My beloved dialysis nurse, Diane King, has been trying to reach me all week. We've been playing telephone tag, deluxe edition. I naturally assumed she was calling to congratulate me on my recent lab results. My potassium levels were deemed "Very Good," and I received the coveted gold star for my outstanding phosphorus report!
If only that was the news Diane had called to discuss.
"I just wanted to let you know that I'm leaving DaVita," she announced, in her ever-cheerful lilt.

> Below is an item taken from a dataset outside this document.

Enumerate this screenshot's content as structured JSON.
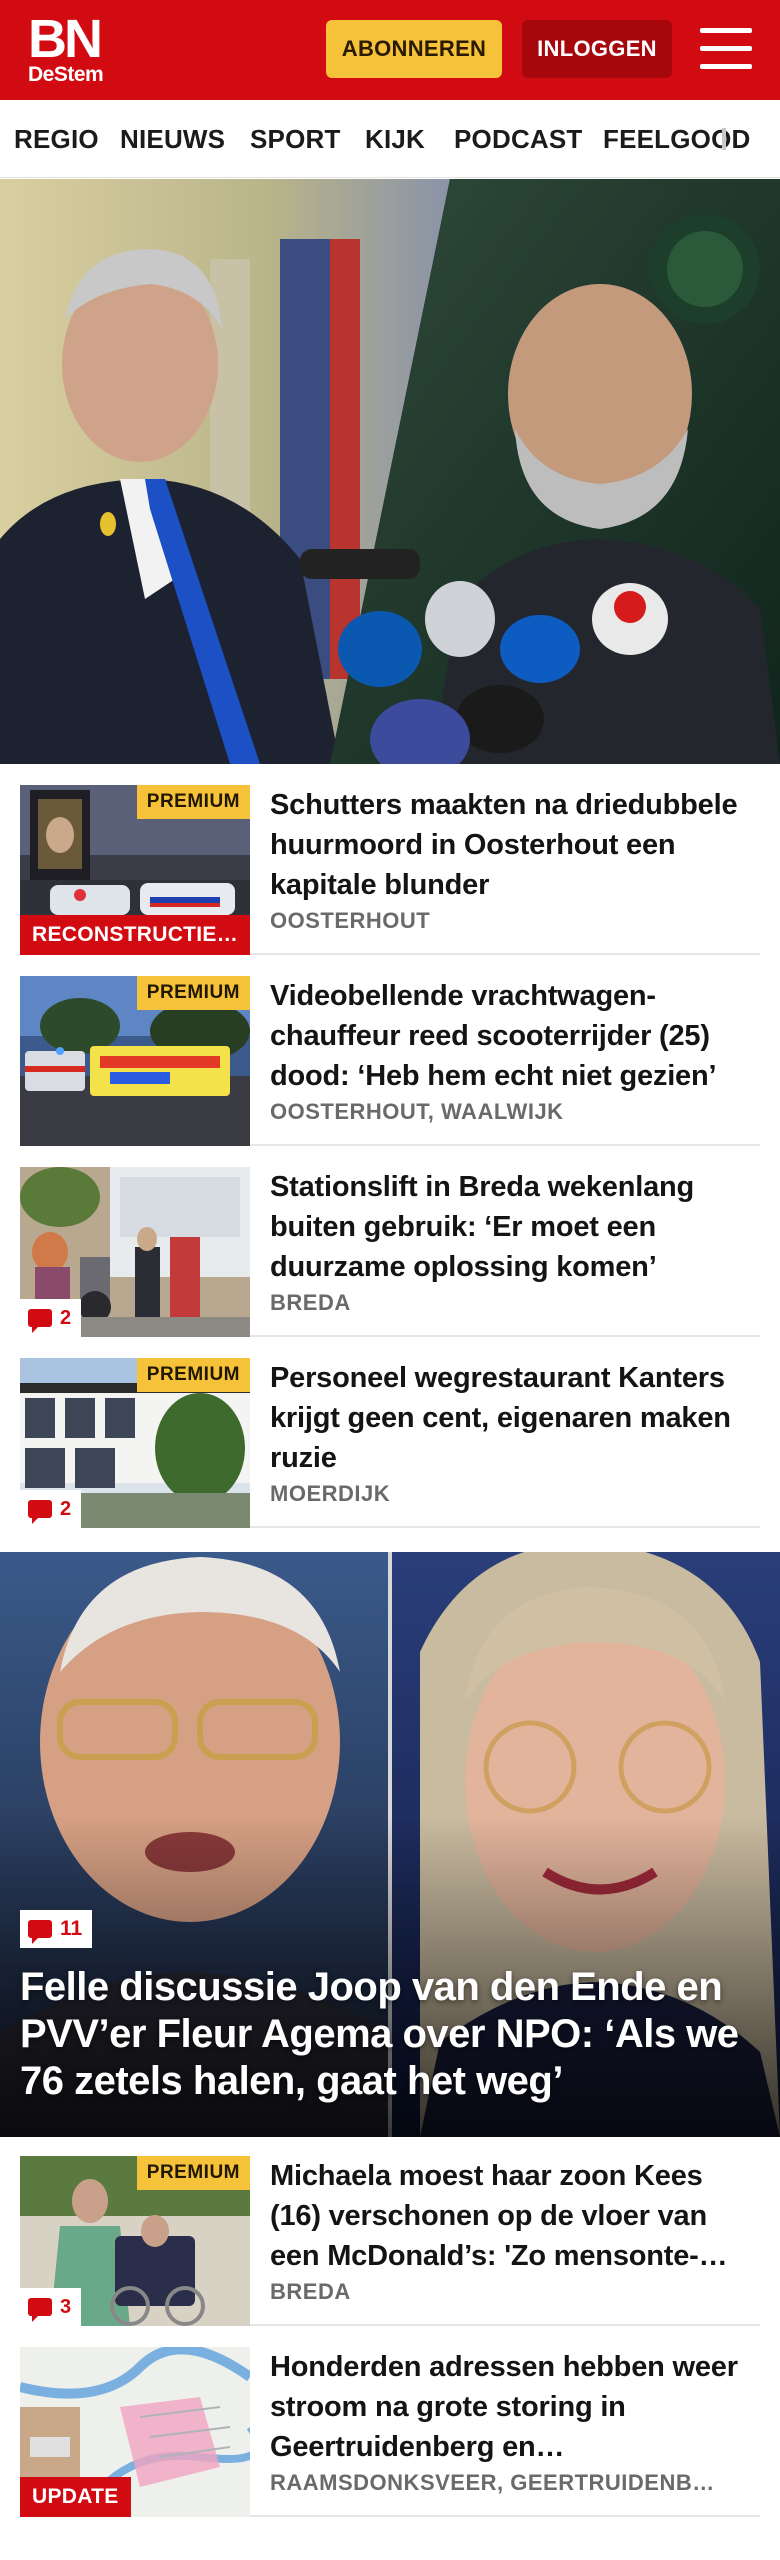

Clearly I was not hearing the words I was hearing. My own personal AWWOE (Angel Who Walks On Earth), the woman who literally took me by the hand and taught me how to dialyze myself, who came to my home to prepare me for the process – who has drawn my blood and analyzed my urine, for goodness sakes (and there aren't many ways you can get more personal than that!) – my lifesaver woman is announcing that she's leaving me – uh, leaving town?
Say it ain't so, Lady Di!
Her husband, a minister, is semi-retired, which allows the couple some geographic flexibility. Diane has found a job with a home Peritoneal Dialysis (PD) firm in Modesto, Calif., where she can be nearer to their son, who's also a minister, and her baby granddaughter. Awwww. How can anybody be upset about that?
Suddenly (so as to date myself), my mind cues up the lyrics of To Sir, With Love. "A friend who taught me right from wrong, and weak from strong/That's a lot to learn....." Although I guess in this version, I would be playing the part of handsome young Sidney Poitier and Diane would be warbling as Lulu. She's a lulu, all right.
Diane tells me her position as my primary dialysis nurse will be taken by some German woman. I tell her I will try to keep an open mind and not be frightened.
"The hardest thing is going to be leaving all my patients," Diane says.
No, Diane. The hardest thing will be us patients going on without you. Godspeed.